Could you copy each line of the entries that contains "true"?

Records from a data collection

____________________

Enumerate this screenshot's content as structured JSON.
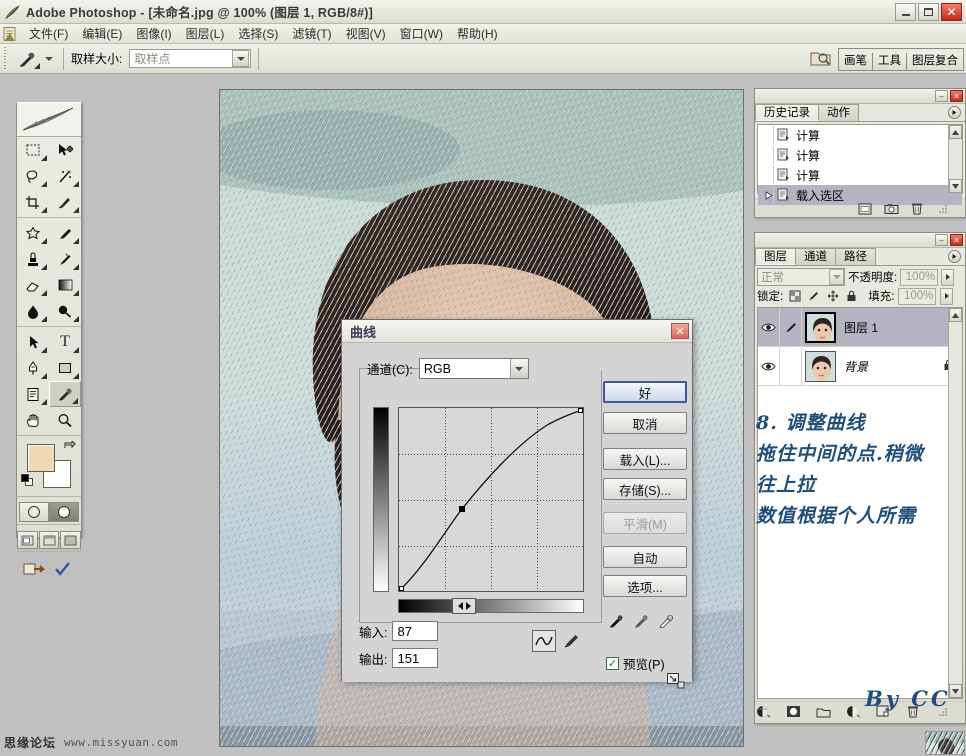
{
  "window": {
    "title": "Adobe Photoshop - [未命名.jpg @ 100% (图层 1, RGB/8#)]",
    "app_icon": "photoshop-feather-icon",
    "buttons": {
      "minimize": "minimize-icon",
      "maximize": "maximize-icon",
      "close": "✕"
    }
  },
  "menubar": {
    "doc_icon": "document-icon",
    "items": [
      {
        "label": "文件(F)"
      },
      {
        "label": "编辑(E)"
      },
      {
        "label": "图像(I)"
      },
      {
        "label": "图层(L)"
      },
      {
        "label": "选择(S)"
      },
      {
        "label": "滤镜(T)"
      },
      {
        "label": "视图(V)"
      },
      {
        "label": "窗口(W)"
      },
      {
        "label": "帮助(H)"
      }
    ]
  },
  "options_bar": {
    "tool_icon": "eyedropper-icon",
    "sample_size_label": "取样大小:",
    "sample_size_value": "取样点",
    "palette_well": {
      "folder_icon": "file-browser-icon",
      "tabs": [
        "画笔",
        "工具",
        "图层复合"
      ]
    }
  },
  "toolbox": {
    "header_icon": "photoshop-feather-logo",
    "tools": [
      {
        "name": "marquee-tool",
        "glyph": "▭"
      },
      {
        "name": "move-tool",
        "glyph": "✥"
      },
      {
        "name": "lasso-tool",
        "glyph": "◠"
      },
      {
        "name": "magic-wand-tool",
        "glyph": "✦"
      },
      {
        "name": "crop-tool",
        "glyph": "⌗"
      },
      {
        "name": "slice-tool",
        "glyph": "✂"
      },
      {
        "name": "healing-brush-tool",
        "glyph": "❇"
      },
      {
        "name": "brush-tool",
        "glyph": "✎"
      },
      {
        "name": "clone-stamp-tool",
        "glyph": "⚑"
      },
      {
        "name": "history-brush-tool",
        "glyph": "✐"
      },
      {
        "name": "eraser-tool",
        "glyph": "▱"
      },
      {
        "name": "gradient-tool",
        "glyph": "▤"
      },
      {
        "name": "blur-tool",
        "glyph": "💧"
      },
      {
        "name": "dodge-tool",
        "glyph": "●"
      },
      {
        "name": "path-selection-tool",
        "glyph": "➤"
      },
      {
        "name": "type-tool",
        "glyph": "T"
      },
      {
        "name": "pen-tool",
        "glyph": "✒"
      },
      {
        "name": "shape-tool",
        "glyph": "▬"
      },
      {
        "name": "notes-tool",
        "glyph": "▤"
      },
      {
        "name": "eyedropper-tool",
        "glyph": "⟋"
      },
      {
        "name": "hand-tool",
        "glyph": "✋"
      },
      {
        "name": "zoom-tool",
        "glyph": "🔍"
      }
    ],
    "colors": {
      "foreground": "#f0d8b5",
      "background": "#ffffff",
      "swap_icon": "swap-colors-icon",
      "default_icon": "default-colors-icon"
    },
    "quick_mask": [
      "standard-mode",
      "quick-mask-mode"
    ],
    "screen_modes": [
      "standard-screen-mode",
      "full-screen-menubar-mode",
      "full-screen-mode"
    ],
    "jump_to": [
      "jump-to-imageready-icon",
      "edit-in-imageready-icon"
    ]
  },
  "history_palette": {
    "tabs": [
      "历史记录",
      "动作"
    ],
    "active_tab": "历史记录",
    "menu_icon": "palette-menu-icon",
    "items": [
      {
        "label": "计算",
        "selected": false
      },
      {
        "label": "计算",
        "selected": false
      },
      {
        "label": "计算",
        "selected": false
      },
      {
        "label": "载入选区",
        "selected": true
      }
    ],
    "footer_icons": [
      "new-document-from-state-icon",
      "new-snapshot-icon",
      "delete-state-icon"
    ]
  },
  "layers_palette": {
    "tabs": [
      "图层",
      "通道",
      "路径"
    ],
    "active_tab": "图层",
    "menu_icon": "palette-menu-icon",
    "blend_mode": "正常",
    "opacity_label": "不透明度:",
    "opacity_value": "100%",
    "lock_label": "锁定:",
    "lock_icons": [
      "lock-transparency-icon",
      "lock-image-icon",
      "lock-position-icon",
      "lock-all-icon"
    ],
    "fill_label": "填充:",
    "fill_value": "100%",
    "layers": [
      {
        "name": "图层 1",
        "selected": true,
        "visible": true,
        "locked": false,
        "italic": false
      },
      {
        "name": "背景",
        "selected": false,
        "visible": true,
        "locked": true,
        "italic": true
      }
    ],
    "footer_icons": [
      "layer-style-icon",
      "layer-mask-icon",
      "new-group-icon",
      "new-adjustment-layer-icon",
      "new-layer-icon",
      "delete-layer-icon"
    ]
  },
  "dialog": {
    "title": "曲线",
    "close_glyph": "✕",
    "channel_label": "通道(C):",
    "channel_value": "RGB",
    "buttons": [
      {
        "label": "好",
        "name": "ok-button",
        "style": "default",
        "disabled": false
      },
      {
        "label": "取消",
        "name": "cancel-button",
        "style": "normal",
        "disabled": false
      },
      {
        "label": "载入(L)...",
        "name": "load-button",
        "style": "normal",
        "disabled": false
      },
      {
        "label": "存储(S)...",
        "name": "save-button",
        "style": "normal",
        "disabled": false
      },
      {
        "label": "平滑(M)",
        "name": "smooth-button",
        "style": "normal",
        "disabled": true
      },
      {
        "label": "自动",
        "name": "auto-button",
        "style": "normal",
        "disabled": false
      },
      {
        "label": "选项...",
        "name": "options-button",
        "style": "normal",
        "disabled": false
      }
    ],
    "input_label": "输入:",
    "input_value": "87",
    "output_label": "输出:",
    "output_value": "151",
    "curve_tool_icon": "curve-draw-icon",
    "pencil_tool_icon": "pencil-draw-icon",
    "eyedroppers": [
      "set-black-point-icon",
      "set-gray-point-icon",
      "set-white-point-icon"
    ],
    "preview_label": "预览(P)",
    "preview_checked": true,
    "resize_icon": "grid-size-toggle-icon"
  },
  "annotation": {
    "lines": [
      "8. 调整曲线",
      "拖住中间的点.稍微",
      "往上拉",
      "数值根据个人所需"
    ],
    "signature": "By  CC",
    "color": "#1f4e79"
  },
  "watermark": {
    "site_cn": "思缘论坛",
    "site_url": "www.missyuan.com"
  },
  "chart_data": {
    "type": "line",
    "title": "曲线 (Curves) — RGB",
    "xlabel": "输入",
    "ylabel": "输出",
    "xlim": [
      0,
      255
    ],
    "ylim": [
      0,
      255
    ],
    "grid": true,
    "control_points": [
      {
        "input": 0,
        "output": 0
      },
      {
        "input": 87,
        "output": 151
      },
      {
        "input": 255,
        "output": 255
      }
    ],
    "selected_point": {
      "input": 87,
      "output": 151
    }
  }
}
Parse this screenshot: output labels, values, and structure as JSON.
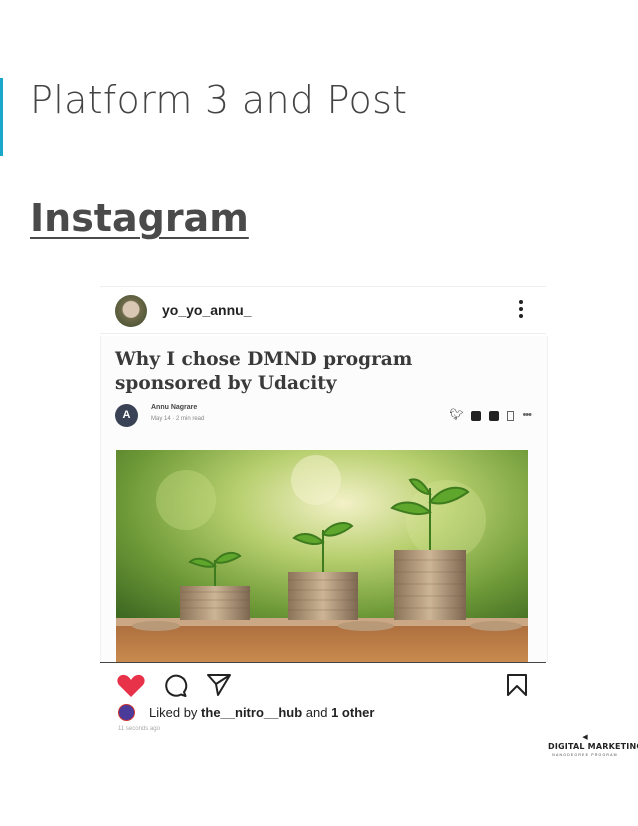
{
  "slide": {
    "title": "Platform 3 and Post",
    "section_heading": "Instagram",
    "accent_color": "#1aa7c9"
  },
  "post": {
    "username": "yo_yo_annu_",
    "header_menu_icon": "more-vertical-icon",
    "article": {
      "title": "Why I chose DMND program sponsored by Udacity",
      "author_initial": "A",
      "author_name": "Annu Nagrare",
      "author_meta": "May 14 · 2 min read",
      "share_icons": [
        "twitter-icon",
        "linkedin-icon",
        "facebook-icon",
        "bookmark-icon",
        "more-horizontal-icon"
      ],
      "image_subject": "growing-plant-coins-image"
    },
    "actions": {
      "like_icon": "heart-icon",
      "liked": true,
      "like_color": "#e8324a",
      "comment_icon": "comment-icon",
      "share_icon": "send-icon",
      "save_icon": "bookmark-icon"
    },
    "likes": {
      "prefix": "Liked by ",
      "user": "the__nitro__hub",
      "middle": " and ",
      "others": "1 other"
    },
    "timestamp": "11 seconds ago"
  },
  "branding": {
    "name": "DIGITAL MARKETING",
    "subtitle": "NANODEGREE PROGRAM"
  }
}
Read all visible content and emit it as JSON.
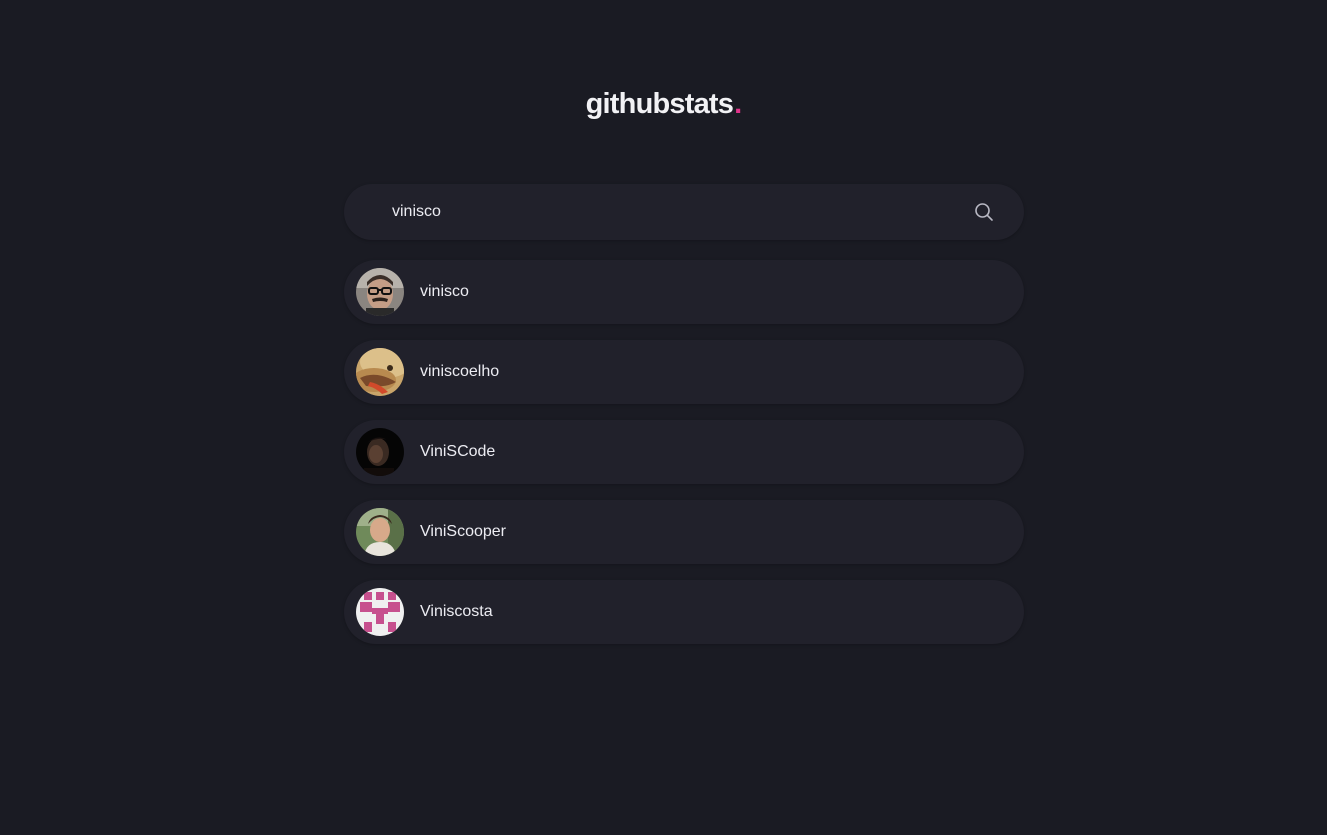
{
  "header": {
    "logo_text": "githubstats",
    "logo_dot": "."
  },
  "search": {
    "value": "vinisco",
    "icon": "search-icon"
  },
  "results": [
    {
      "username": "vinisco",
      "avatar": "photo-man-glasses-mustache"
    },
    {
      "username": "viniscoelho",
      "avatar": "photo-cartoon-dinosaur"
    },
    {
      "username": "ViniSCode",
      "avatar": "photo-dark-portrait"
    },
    {
      "username": "ViniScooper",
      "avatar": "photo-young-man-outdoors"
    },
    {
      "username": "Viniscosta",
      "avatar": "identicon-pink"
    }
  ],
  "colors": {
    "background": "#1a1b23",
    "card": "#21212b",
    "accent": "#e0338a",
    "text": "#ececf2"
  }
}
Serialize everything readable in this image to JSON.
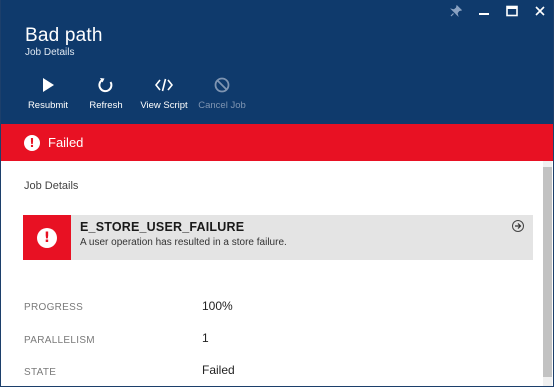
{
  "header": {
    "title": "Bad path",
    "subtitle": "Job Details",
    "bg_color": "#0f3a6c",
    "window_controls": [
      "pin-icon",
      "minimize-icon",
      "maximize-icon",
      "close-icon"
    ]
  },
  "toolbar": {
    "resubmit_label": "Resubmit",
    "refresh_label": "Refresh",
    "view_script_label": "View Script",
    "cancel_job_label": "Cancel Job"
  },
  "status": {
    "text": "Failed",
    "color": "#e81123",
    "icon": "exclamation-icon"
  },
  "content": {
    "section_label": "Job Details",
    "error": {
      "code": "E_STORE_USER_FAILURE",
      "message": "A user operation has resulted in a store failure."
    },
    "properties": [
      {
        "label": "PROGRESS",
        "value": "100%"
      },
      {
        "label": "PARALLELISM",
        "value": "1"
      },
      {
        "label": "STATE",
        "value": "Failed"
      }
    ]
  }
}
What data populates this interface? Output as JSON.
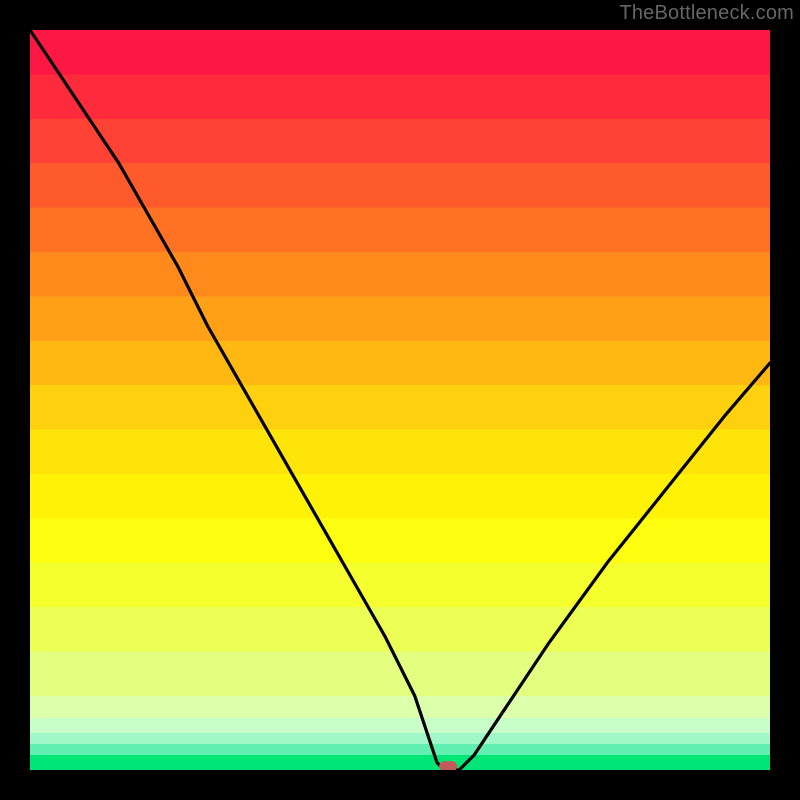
{
  "watermark": "TheBottleneck.com",
  "chart_data": {
    "type": "line",
    "title": "",
    "xlabel": "",
    "ylabel": "",
    "xlim": [
      0,
      100
    ],
    "ylim": [
      0,
      100
    ],
    "background_bands": [
      {
        "y0": 94,
        "y1": 100,
        "color": "#ff1744"
      },
      {
        "y0": 88,
        "y1": 94,
        "color": "#ff2a3c"
      },
      {
        "y0": 82,
        "y1": 88,
        "color": "#ff4233"
      },
      {
        "y0": 76,
        "y1": 82,
        "color": "#ff5a2b"
      },
      {
        "y0": 70,
        "y1": 76,
        "color": "#ff7223"
      },
      {
        "y0": 64,
        "y1": 70,
        "color": "#ff8a1c"
      },
      {
        "y0": 58,
        "y1": 64,
        "color": "#ffa016"
      },
      {
        "y0": 52,
        "y1": 58,
        "color": "#ffb812"
      },
      {
        "y0": 46,
        "y1": 52,
        "color": "#ffd00e"
      },
      {
        "y0": 40,
        "y1": 46,
        "color": "#ffe40a"
      },
      {
        "y0": 34,
        "y1": 40,
        "color": "#fff207"
      },
      {
        "y0": 28,
        "y1": 34,
        "color": "#fdfe10"
      },
      {
        "y0": 22,
        "y1": 28,
        "color": "#f5ff2e"
      },
      {
        "y0": 16,
        "y1": 22,
        "color": "#ecff55"
      },
      {
        "y0": 10,
        "y1": 16,
        "color": "#e4ff80"
      },
      {
        "y0": 7,
        "y1": 10,
        "color": "#dbffaa"
      },
      {
        "y0": 5,
        "y1": 7,
        "color": "#c8ffc8"
      },
      {
        "y0": 3.5,
        "y1": 5,
        "color": "#a0f7c8"
      },
      {
        "y0": 2,
        "y1": 3.5,
        "color": "#60efb0"
      },
      {
        "y0": 0,
        "y1": 2,
        "color": "#00e676"
      }
    ],
    "series": [
      {
        "name": "bottleneck-curve",
        "x": [
          0,
          4,
          8,
          12,
          16,
          20,
          24,
          28,
          32,
          36,
          40,
          44,
          48,
          52,
          54,
          55,
          56,
          58,
          60,
          64,
          70,
          78,
          86,
          94,
          100
        ],
        "y": [
          100,
          94,
          88,
          82,
          75,
          68,
          60,
          53,
          46,
          39,
          32,
          25,
          18,
          10,
          4,
          1,
          0,
          0,
          2,
          8,
          17,
          28,
          38,
          48,
          55
        ]
      }
    ],
    "marker": {
      "name": "optimal-point",
      "x": 56.5,
      "y": 0.5,
      "color": "#c35a5a",
      "rx": 9,
      "ry": 5
    },
    "curve_flat_segment": {
      "x0": 54.5,
      "x1": 58.3,
      "y": 0
    }
  }
}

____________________

**WRITTEN RESPONSE**
        "selected": true
        "selected": true,
        "visible": true,
        "visible": true,
        "locked": true,
        "italic": true
        "disabled": true
    "preview_checked": true,
    "grid": true,
      "liked": true,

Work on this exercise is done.